Here is how Antoine de la Sale in his, "Queen Sibyl's Paradise", describes the entrance of the cave as it is presented before his eyes on May 13, 1420 during his ascension to the Mount Sibilla: "...And so, following the winding trail which leads up to the mountain peak, in front of the rock that they call the crown of the mount where the entrance of the cave lies...to the right is the entrance, small, of the shape of a shield, narrowed on top, larger at the base. To the front there is a rock, and those who wants to venture inside must lower themselves to the ground and proceed sliding, feet first, until finding a tiny, squared room to the right of the ingress, where stone-carved seats are seen all around. It measures between eight by ten foot in length, height, and width; there is a circular opening as wide as the head of a man, which let in only a faint light, due to the thickness of the mountain. Coming out of this room, those who wants to continue must go back to their right; however it is necessary to descend feet ahead, for there is no other way to move inside this tiny, little, and steep cave..." The direct experience of the French writer ends here, even though he reports how some young fellows from Montemonaco, venturing into the tunnel to the right of the first room, arrived to a corridor swept by a very strong wind. Frigthened by the force of the elements, they made a quick return to the surface. Two German gentlemen, escorted by priest Antonio Fumato, succeeded – according to La Sale – in passing through the wind-swept tunnel, and crossed the bridge over the abyss, passed the two blazing-eyed dragons, until reaching the "...Metal doors that slam day and night...", that is, the true entrance of the Sibyl's underground Kingdom. Although Pope Gregorio XI (but for some philologists should be Urbano VI), on about 1377, ordered to have the access of the Mount Sibilla's crown destroyed, so to keep people from reaching the cave, and had the very entrance filled up (with stones or boulders?), La Sale testifies that at the time of his ascension (1420) the opening was "cleared" and it was possible to enter at least into the first room. Moreover, he observed and noted symbols and words carved into the stone, and seemed to have recognized a German and an English names among those travelers who had been there before him.

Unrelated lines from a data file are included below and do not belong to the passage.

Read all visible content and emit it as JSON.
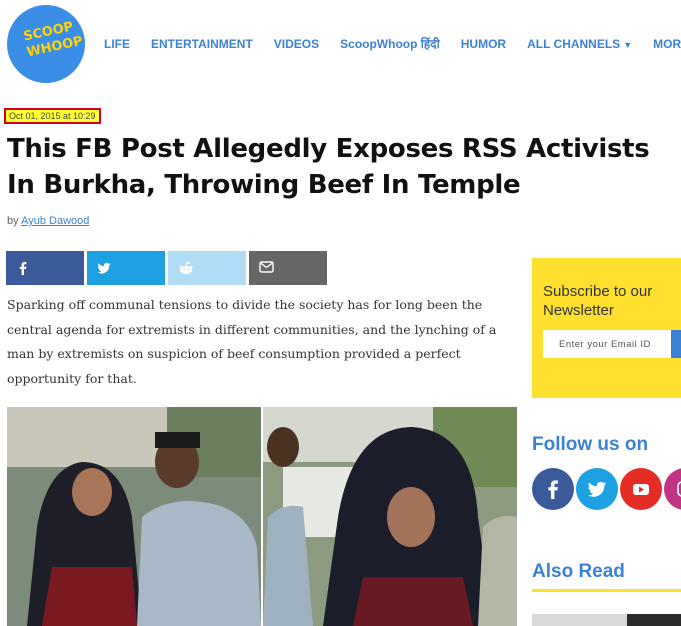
{
  "brand": {
    "logo_text": "SCOOP WHOOP",
    "logo_color": "#3b8ee6",
    "logo_text_color": "#ffd400"
  },
  "nav": {
    "items": [
      {
        "label": "LIFE"
      },
      {
        "label": "ENTERTAINMENT"
      },
      {
        "label": "VIDEOS"
      },
      {
        "label": "ScoopWhoop हिंदी"
      },
      {
        "label": "HUMOR"
      },
      {
        "label": "ALL CHANNELS",
        "icon": "chevron-down-icon"
      },
      {
        "label": "MORE",
        "icon": "chevron-down-icon"
      }
    ],
    "color": "#3b82d6"
  },
  "article": {
    "date": "Oct 01, 2015 at 10:29",
    "title": "This FB Post Allegedly Exposes RSS Activists In Burkha, Throwing Beef In Temple",
    "byline_prefix": "by",
    "author": "Ayub Dawood",
    "body": "Sparking off communal tensions to divide the society has for long been the central agenda for extremists in different communities, and the lynching of a man by extremists on suspicion of beef consumption provided a perfect opportunity for that."
  },
  "share_buttons": [
    {
      "icon": "facebook-icon",
      "color": "#3b5a99"
    },
    {
      "icon": "twitter-icon",
      "color": "#1da1e2"
    },
    {
      "icon": "reddit-icon",
      "color": "#b0dcf5"
    },
    {
      "icon": "email-icon",
      "color": "#666666"
    }
  ],
  "sidebar": {
    "newsletter": {
      "title": "Subscribe to our Newsletter",
      "placeholder": "Enter your Email ID",
      "bg_color": "#ffe02e"
    },
    "follow": {
      "title": "Follow us on",
      "icons": [
        "facebook-icon",
        "twitter-icon",
        "youtube-icon",
        "instagram-icon"
      ]
    },
    "also_read": {
      "title": "Also Read"
    }
  }
}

The Saturday, July 4th, 2015 is a theosofic 1+9 or 1, symbol of unity, beginning, the Unum, and corresponding to the XIX card of the Tarots: The Sun. On that day the Earth passed exactly between the Sun (Symbol of light) and Pluto (a chthonian symbol), that is, between two opposing symbols which needed a catalyst to connect and generate the Third Element. Saturday is consecrated to Saturn whose elements are the earth and the "fixing" Lead metal. According to the Qabbalah, its corresponding Sephira is the third one, BINAH, Ionic symbol of the Great Mather (The Earth symbol of all), meaning comprehension, understanding, and associated to the hermetic "Water Root". Just to give an idea of the esoteric geometries which exist within the Sibillini mountains, let's observe the lines crossing the area that we have explored: 1. Lake of Pilate, Sibyl's Cave and the Infernaccio Gulch are perfectly aligned along the North-South directrix. 2. Taking the Cave-Lake segment, and drawing its perpendicular, an isosceles triangle forms, with its vertex pointing West. At the center of the triangle there is the Mount of the Cross. 3. Taking the perpendicular segment from the center of the triangle to the base, it becomes the base of a new triangle, whose sides converge right on the Mount Priora (Pizzo della Regina), thus forming another Isosceles triangle. It was near that perpendicular that we were when the giant shadow of the Sibyl appeared before us, laid against the wall of the Mount Priora/Pizzo della Regina